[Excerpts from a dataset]

- Opening Delimiter -

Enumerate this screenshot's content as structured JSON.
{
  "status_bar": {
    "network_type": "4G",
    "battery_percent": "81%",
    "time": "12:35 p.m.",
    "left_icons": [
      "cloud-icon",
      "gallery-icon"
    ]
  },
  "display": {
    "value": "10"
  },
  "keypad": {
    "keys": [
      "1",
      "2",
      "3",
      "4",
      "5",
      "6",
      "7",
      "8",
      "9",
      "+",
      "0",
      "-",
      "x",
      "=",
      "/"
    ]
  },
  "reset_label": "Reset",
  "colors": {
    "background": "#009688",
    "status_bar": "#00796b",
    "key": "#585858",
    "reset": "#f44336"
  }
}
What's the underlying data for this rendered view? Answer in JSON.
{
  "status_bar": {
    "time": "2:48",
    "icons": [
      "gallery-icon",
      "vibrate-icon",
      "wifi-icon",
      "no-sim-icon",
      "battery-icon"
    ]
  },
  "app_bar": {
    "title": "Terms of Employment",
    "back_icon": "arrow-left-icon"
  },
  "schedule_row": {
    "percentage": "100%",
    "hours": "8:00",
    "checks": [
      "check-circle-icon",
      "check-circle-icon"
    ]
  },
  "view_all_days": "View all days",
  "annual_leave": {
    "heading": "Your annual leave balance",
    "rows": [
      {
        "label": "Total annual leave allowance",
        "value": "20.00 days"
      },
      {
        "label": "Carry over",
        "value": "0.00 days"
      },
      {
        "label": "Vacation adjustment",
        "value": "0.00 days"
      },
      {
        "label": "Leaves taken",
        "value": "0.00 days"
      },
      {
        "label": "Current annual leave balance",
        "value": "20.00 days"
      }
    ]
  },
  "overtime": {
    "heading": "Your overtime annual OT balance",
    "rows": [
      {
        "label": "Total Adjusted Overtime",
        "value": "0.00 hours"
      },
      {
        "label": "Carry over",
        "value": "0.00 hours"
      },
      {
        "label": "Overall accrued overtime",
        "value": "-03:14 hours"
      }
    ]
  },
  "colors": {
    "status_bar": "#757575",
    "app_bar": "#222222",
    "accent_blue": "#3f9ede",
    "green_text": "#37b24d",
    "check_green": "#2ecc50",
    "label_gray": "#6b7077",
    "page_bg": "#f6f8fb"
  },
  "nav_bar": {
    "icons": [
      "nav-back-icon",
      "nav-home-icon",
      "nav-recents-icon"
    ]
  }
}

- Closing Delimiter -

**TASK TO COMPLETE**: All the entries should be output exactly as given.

**ANSWER FOR THIS EXERCISE**:
Enumerate this screenshot's content as structured JSON.
{
  "status_bar": {
    "network_type": "4G",
    "battery_percent": "81%",
    "time": "12:35 p.m.",
    "left_icons": [
      "cloud-icon",
      "gallery-icon"
    ]
  },
  "display": {
    "value": "10"
  },
  "keypad": {
    "keys": [
      "1",
      "2",
      "3",
      "4",
      "5",
      "6",
      "7",
      "8",
      "9",
      "+",
      "0",
      "-",
      "x",
      "=",
      "/"
    ]
  },
  "reset_label": "Reset",
  "colors": {
    "background": "#009688",
    "status_bar": "#00796b",
    "key": "#585858",
    "reset": "#f44336"
  }
}
What's the underlying data for this rendered view? Answer in JSON.
{
  "status_bar": {
    "time": "2:48",
    "icons": [
      "gallery-icon",
      "vibrate-icon",
      "wifi-icon",
      "no-sim-icon",
      "battery-icon"
    ]
  },
  "app_bar": {
    "title": "Terms of Employment",
    "back_icon": "arrow-left-icon"
  },
  "schedule_row": {
    "percentage": "100%",
    "hours": "8:00",
    "checks": [
      "check-circle-icon",
      "check-circle-icon"
    ]
  },
  "view_all_days": "View all days",
  "annual_leave": {
    "heading": "Your annual leave balance",
    "rows": [
      {
        "label": "Total annual leave allowance",
        "value": "20.00 days"
      },
      {
        "label": "Carry over",
        "value": "0.00 days"
      },
      {
        "label": "Vacation adjustment",
        "value": "0.00 days"
      },
      {
        "label": "Leaves taken",
        "value": "0.00 days"
      },
      {
        "label": "Current annual leave balance",
        "value": "20.00 days"
      }
    ]
  },
  "overtime": {
    "heading": "Your overtime annual OT balance",
    "rows": [
      {
        "label": "Total Adjusted Overtime",
        "value": "0.00 hours"
      },
      {
        "label": "Carry over",
        "value": "0.00 hours"
      },
      {
        "label": "Overall accrued overtime",
        "value": "-03:14 hours"
      }
    ]
  },
  "colors": {
    "status_bar": "#757575",
    "app_bar": "#222222",
    "accent_blue": "#3f9ede",
    "green_text": "#37b24d",
    "check_green": "#2ecc50",
    "label_gray": "#6b7077",
    "page_bg": "#f6f8fb"
  },
  "nav_bar": {
    "icons": [
      "nav-back-icon",
      "nav-home-icon",
      "nav-recents-icon"
    ]
  }
}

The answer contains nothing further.